Making homemade spaghetti sauce is clearly not easy, but once you taste it, you can never go back to store-bought sauce, there is just no comparison. Not to mention the sense of accomplishment you feel from growing your own vegetables (and I do basil too) and creating something delicious with it to enjoy all year long.

Makes about 7 quarts

Once I make my first batch (probably in the next couple days) I'll add some pictures for you.

Monday, July 26, 2010

How to can spaghetti sauce (part 1)

OK, so it's been awhile since I've posted over here. I am so sorry for that, but I am ready to get back to it. We have a pretty huge garden again this year. And by we, of course, I mean Josh...and the girls because Lord knows they love their worms (I know this because they bring some to show me almost every day...in the house). So anyway, my part in the whole deal is to cook and/or can what we get from the garden. My most famously delicious recipe being my canned spaghetti sauce, so I thought it would be a good place to start (also, because I'll be doing it in the next couple days).

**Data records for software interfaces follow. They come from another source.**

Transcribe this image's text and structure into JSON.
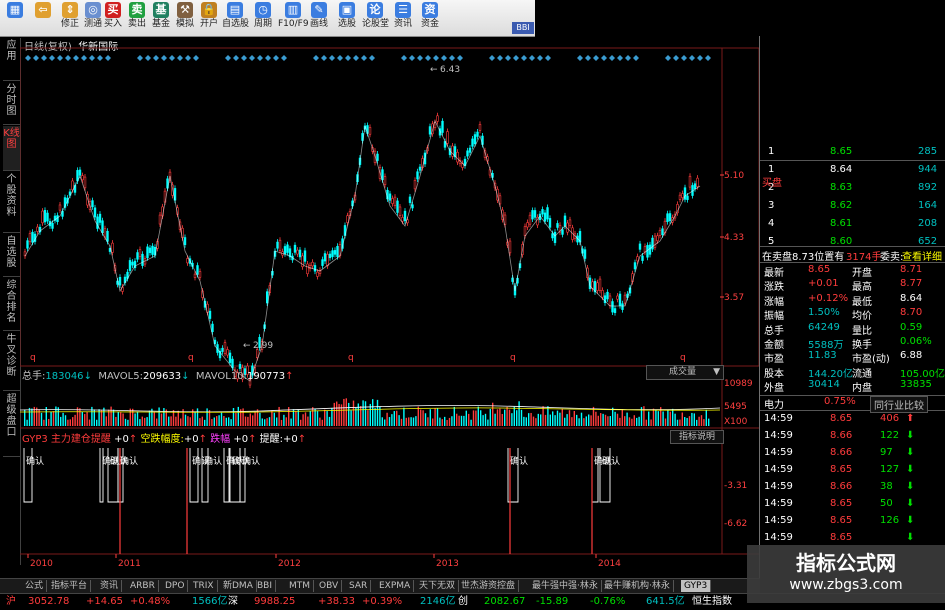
{
  "toolbar": {
    "buttons": [
      {
        "label": "",
        "icon": "home-icon",
        "color": "#3b7de0"
      },
      {
        "label": "",
        "icon": "back-arrow-icon",
        "color": "#e0a030"
      },
      {
        "label": "修正",
        "icon": "up-down-arrow-icon",
        "color": "#e0a030"
      },
      {
        "label": "测通",
        "icon": "ring-icon",
        "color": "#6a8fd0"
      },
      {
        "label": "买入",
        "icon": "buy-icon",
        "color": "#d02020"
      },
      {
        "label": "卖出",
        "icon": "sell-icon",
        "color": "#20a040"
      },
      {
        "label": "基金",
        "icon": "fund-icon",
        "color": "#208060"
      },
      {
        "label": "模拟",
        "icon": "hammer-icon",
        "color": "#806040"
      },
      {
        "label": "开户",
        "icon": "lock-icon",
        "color": "#c08020"
      },
      {
        "label": "自选股",
        "icon": "stock-icon",
        "color": "#3b7de0"
      },
      {
        "label": "周期",
        "icon": "clock-icon",
        "color": "#3b7de0"
      },
      {
        "label": "F10/F9",
        "icon": "f10-icon",
        "color": "#3b7de0"
      },
      {
        "label": "画线",
        "icon": "pen-icon",
        "color": "#3b7de0"
      },
      {
        "label": "选股",
        "icon": "select-icon",
        "color": "#3b7de0"
      },
      {
        "label": "论股堂",
        "icon": "forum-icon",
        "color": "#3b7de0"
      },
      {
        "label": "资讯",
        "icon": "news-icon",
        "color": "#3b7de0"
      },
      {
        "label": "资金",
        "icon": "fund-flow-icon",
        "color": "#3b7de0"
      }
    ],
    "extra_tag": "BBI"
  },
  "left_tabs": [
    "应用",
    "分时图",
    "K线图",
    "个股资料",
    "自选股",
    "综合排名",
    "牛叉诊断",
    "超级盘口"
  ],
  "chart_header": {
    "period": "日线(复权)",
    "name": "华新国际"
  },
  "price_axis": {
    "ticks": [
      "5.10",
      "4.33",
      "3.57"
    ],
    "high_label": "6.43",
    "low_label": "2.99",
    "last_label": "",
    "marker": "q"
  },
  "volume_header": {
    "total_label": "总手:",
    "total": "183046",
    "mavol5_label": "MAVOL5:",
    "mavol5": "209633",
    "mavol10_label": "MAVOL10:",
    "mavol10": "190773",
    "dropdown": "成交量"
  },
  "volume_axis": {
    "ticks": [
      "10989",
      "5495",
      "X100"
    ]
  },
  "indicator_header": {
    "name": "GYP3 主力建仓提醒",
    "v1": "+0",
    "l2": "空跌幅度:",
    "v2": "+0",
    "l3": "跌幅",
    "v3": "+0",
    "l4": "提醒:",
    "v4": "+0",
    "help": "指标说明"
  },
  "indicator_axis": {
    "ticks": [
      "-3.31",
      "-6.62"
    ]
  },
  "indicator_label": "确认",
  "year_axis": [
    "2010",
    "2011",
    "2012",
    "2013",
    "2014"
  ],
  "right_panel": {
    "top_values": [
      "285",
      "944",
      "892",
      "164",
      "208",
      "652"
    ],
    "orders": [
      {
        "label": "1",
        "price": "8.65"
      },
      {
        "label": "1",
        "price": "8.64"
      },
      {
        "label": "2",
        "price": "8.63"
      },
      {
        "label": "3",
        "price": "8.62"
      },
      {
        "label": "4",
        "price": "8.61"
      },
      {
        "label": "5",
        "price": "8.60"
      }
    ],
    "side_label": "买盘",
    "order_info": {
      "left": "在卖盘8.73位置有",
      "mid": "3174手",
      "right": "委卖:",
      "detail": "查看详细"
    },
    "stats": [
      {
        "l": "最新",
        "v": "8.65",
        "l2": "开盘",
        "v2": "8.71"
      },
      {
        "l": "涨跌",
        "v": "+0.01",
        "l2": "最高",
        "v2": "8.77"
      },
      {
        "l": "涨幅",
        "v": "+0.12%",
        "l2": "最低",
        "v2": "8.64"
      },
      {
        "l": "振幅",
        "v": "1.50%",
        "l2": "均价",
        "v2": "8.70"
      },
      {
        "l": "总手",
        "v": "64249",
        "l2": "量比",
        "v2": "0.59"
      },
      {
        "l": "金额",
        "v": "5588万",
        "l2": "换手",
        "v2": "0.06%"
      },
      {
        "l": "市盈",
        "v": "11.83",
        "l2": "市盈(动)",
        "v2": "6.88"
      },
      {
        "l": "股本",
        "v": "144.20亿",
        "l2": "流通",
        "v2": "105.00亿"
      },
      {
        "l": "外盘",
        "v": "30414",
        "l2": "内盘",
        "v2": "33835"
      }
    ],
    "industry": {
      "name": "电力",
      "pct": "0.75%",
      "btn": "同行业比较"
    },
    "ticks": [
      {
        "t": "14:59",
        "p": "8.65",
        "v": "406",
        "dir": "up"
      },
      {
        "t": "14:59",
        "p": "8.66",
        "v": "122",
        "dir": "down"
      },
      {
        "t": "14:59",
        "p": "8.66",
        "v": "97",
        "dir": "down"
      },
      {
        "t": "14:59",
        "p": "8.65",
        "v": "127",
        "dir": "down"
      },
      {
        "t": "14:59",
        "p": "8.66",
        "v": "38",
        "dir": "down"
      },
      {
        "t": "14:59",
        "p": "8.65",
        "v": "50",
        "dir": "down"
      },
      {
        "t": "14:59",
        "p": "8.65",
        "v": "126",
        "dir": "down"
      },
      {
        "t": "14:59",
        "p": "8.65",
        "v": "",
        "dir": "down"
      }
    ]
  },
  "bottom_tabs": [
    "公式",
    "指标平台",
    "资讯",
    "ARBR",
    "DPO",
    "TRIX",
    "新DMA",
    "BBI",
    "MTM",
    "OBV",
    "SAR",
    "EXPMA",
    "天下无双",
    "世杰游资控盘",
    "最牛强中强·林永",
    "最牛赚机构·林永",
    "GYP3"
  ],
  "status_bar": {
    "sh_label": "沪",
    "sh_index": "3052.78",
    "sh_chg": "+14.65",
    "sh_pct": "+0.48%",
    "sh_amt": "1566亿",
    "sz_label": "深",
    "sz_index": "9988.25",
    "sz_chg": "+38.33",
    "sz_pct": "+0.39%",
    "sz_amt": "2146亿",
    "cy_label": "创",
    "cy_index": "2082.67",
    "cy_chg": "-15.89",
    "cy_pct": "-0.76%",
    "cy_amt": "641.5亿",
    "hs_label": "恒生指数"
  },
  "watermark": {
    "title": "指标公式网",
    "url": "www.zbgs3.com"
  },
  "colors": {
    "up": "#ff3c3c",
    "down": "#00ffff",
    "text": "#c0c0c0",
    "axis": "#ff4040"
  }
}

I want to prompt this recipe with the fact that I don't use recipes for things like this. It is all a matter of taste and you either know how to cook or you don't. It takes time to develop a feel for it. I will give generalizations and a basic list of ingredients and the instructions I use for canning tomato products, but you may not like what I like, so please feel free to adjust at will. Just taste as you go and you will eventually end up with something you like. My advice on the subject is to write down what you start with and then whenever you make changes, make note of it. So next year you will have a better place to start. Also remember that certain tomatoes make the sauce taste differently. The best tomatoes for sauce are roma. They are meatier and have the best flavor. Cherry tomatoes are (in my opinion) not to be used. First of all, they are way too sweet. I used some last year (we got the plants for free so we squeezed them in later in the season) and I can taste which batch of sauce has them and which doesn't. Also, they take forever to peel and you end up squirting juice EVERYWHERE.

I also, want to make note that it's best to start small and work your way up. I mean this in every way possible. If this is your first time, it might be better to make a smaller amount for dinner one night just to gauge what you like. And the second way I mean this, is that you can't take away but you can always add. I mean, this is a general rule in cooking anyway, but it's especially important when you are taking all day to make 7 quarts of sauce. If it gets ruined, it's really hard to correct (unless you have an endless supply of time and ingredients and you are using a gigantic pot).

As with anything canned, you need to check the instructions on your canner to make sure you are doing it correctly. The last thing you want is to go through all the trouble and end up having to pitch it because of botulism.

I hope you've found this helpful. I'll follow up tomorrow with the actual "recipe".